___ Data for this exercise

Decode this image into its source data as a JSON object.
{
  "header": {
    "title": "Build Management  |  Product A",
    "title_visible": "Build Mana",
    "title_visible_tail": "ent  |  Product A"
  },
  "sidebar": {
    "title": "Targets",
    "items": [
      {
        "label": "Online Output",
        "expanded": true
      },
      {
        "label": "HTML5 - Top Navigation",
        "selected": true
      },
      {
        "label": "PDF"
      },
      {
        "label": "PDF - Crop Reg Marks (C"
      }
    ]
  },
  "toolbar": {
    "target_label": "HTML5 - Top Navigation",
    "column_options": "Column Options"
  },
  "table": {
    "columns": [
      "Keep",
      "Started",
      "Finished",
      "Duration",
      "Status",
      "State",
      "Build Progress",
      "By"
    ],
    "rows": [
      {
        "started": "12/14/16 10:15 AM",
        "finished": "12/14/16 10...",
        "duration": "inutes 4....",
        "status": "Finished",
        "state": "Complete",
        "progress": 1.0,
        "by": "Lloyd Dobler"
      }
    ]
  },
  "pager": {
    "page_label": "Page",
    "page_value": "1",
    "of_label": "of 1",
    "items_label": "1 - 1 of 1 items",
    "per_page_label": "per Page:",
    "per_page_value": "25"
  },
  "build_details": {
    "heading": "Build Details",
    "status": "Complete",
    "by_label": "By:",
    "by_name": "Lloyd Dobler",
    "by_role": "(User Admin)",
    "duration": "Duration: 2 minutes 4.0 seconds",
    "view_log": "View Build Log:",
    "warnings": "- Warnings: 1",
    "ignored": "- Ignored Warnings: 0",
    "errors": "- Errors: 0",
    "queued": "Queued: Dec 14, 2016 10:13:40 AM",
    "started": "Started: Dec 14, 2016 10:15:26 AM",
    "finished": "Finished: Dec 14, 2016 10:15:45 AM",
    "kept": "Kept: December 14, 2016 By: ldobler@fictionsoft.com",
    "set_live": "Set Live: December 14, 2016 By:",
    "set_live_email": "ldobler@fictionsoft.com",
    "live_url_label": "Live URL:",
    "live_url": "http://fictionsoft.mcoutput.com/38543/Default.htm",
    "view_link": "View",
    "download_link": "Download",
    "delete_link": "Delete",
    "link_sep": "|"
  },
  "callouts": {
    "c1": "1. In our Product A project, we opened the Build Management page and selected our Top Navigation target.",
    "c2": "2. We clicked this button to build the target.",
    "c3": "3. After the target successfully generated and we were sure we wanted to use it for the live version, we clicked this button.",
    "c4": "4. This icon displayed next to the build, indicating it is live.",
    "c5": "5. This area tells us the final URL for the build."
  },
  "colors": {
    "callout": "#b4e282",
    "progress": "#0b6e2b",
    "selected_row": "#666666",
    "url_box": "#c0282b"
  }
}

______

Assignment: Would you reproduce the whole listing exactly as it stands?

Solution for this problem:
Decode this image into its source data as a JSON object.
{
  "header": {
    "title": "Build Management  |  Product A",
    "title_visible": "Build Mana",
    "title_visible_tail": "ent  |  Product A"
  },
  "sidebar": {
    "title": "Targets",
    "items": [
      {
        "label": "Online Output",
        "expanded": true
      },
      {
        "label": "HTML5 - Top Navigation",
        "selected": true
      },
      {
        "label": "PDF"
      },
      {
        "label": "PDF - Crop Reg Marks (C"
      }
    ]
  },
  "toolbar": {
    "target_label": "HTML5 - Top Navigation",
    "column_options": "Column Options"
  },
  "table": {
    "columns": [
      "Keep",
      "Started",
      "Finished",
      "Duration",
      "Status",
      "State",
      "Build Progress",
      "By"
    ],
    "rows": [
      {
        "started": "12/14/16 10:15 AM",
        "finished": "12/14/16 10...",
        "duration": "inutes 4....",
        "status": "Finished",
        "state": "Complete",
        "progress": 1.0,
        "by": "Lloyd Dobler"
      }
    ]
  },
  "pager": {
    "page_label": "Page",
    "page_value": "1",
    "of_label": "of 1",
    "items_label": "1 - 1 of 1 items",
    "per_page_label": "per Page:",
    "per_page_value": "25"
  },
  "build_details": {
    "heading": "Build Details",
    "status": "Complete",
    "by_label": "By:",
    "by_name": "Lloyd Dobler",
    "by_role": "(User Admin)",
    "duration": "Duration: 2 minutes 4.0 seconds",
    "view_log": "View Build Log:",
    "warnings": "- Warnings: 1",
    "ignored": "- Ignored Warnings: 0",
    "errors": "- Errors: 0",
    "queued": "Queued: Dec 14, 2016 10:13:40 AM",
    "started": "Started: Dec 14, 2016 10:15:26 AM",
    "finished": "Finished: Dec 14, 2016 10:15:45 AM",
    "kept": "Kept: December 14, 2016 By: ldobler@fictionsoft.com",
    "set_live": "Set Live: December 14, 2016 By:",
    "set_live_email": "ldobler@fictionsoft.com",
    "live_url_label": "Live URL:",
    "live_url": "http://fictionsoft.mcoutput.com/38543/Default.htm",
    "view_link": "View",
    "download_link": "Download",
    "delete_link": "Delete",
    "link_sep": "|"
  },
  "callouts": {
    "c1": "1. In our Product A project, we opened the Build Management page and selected our Top Navigation target.",
    "c2": "2. We clicked this button to build the target.",
    "c3": "3. After the target successfully generated and we were sure we wanted to use it for the live version, we clicked this button.",
    "c4": "4. This icon displayed next to the build, indicating it is live.",
    "c5": "5. This area tells us the final URL for the build."
  },
  "colors": {
    "callout": "#b4e282",
    "progress": "#0b6e2b",
    "selected_row": "#666666",
    "url_box": "#c0282b"
  }
}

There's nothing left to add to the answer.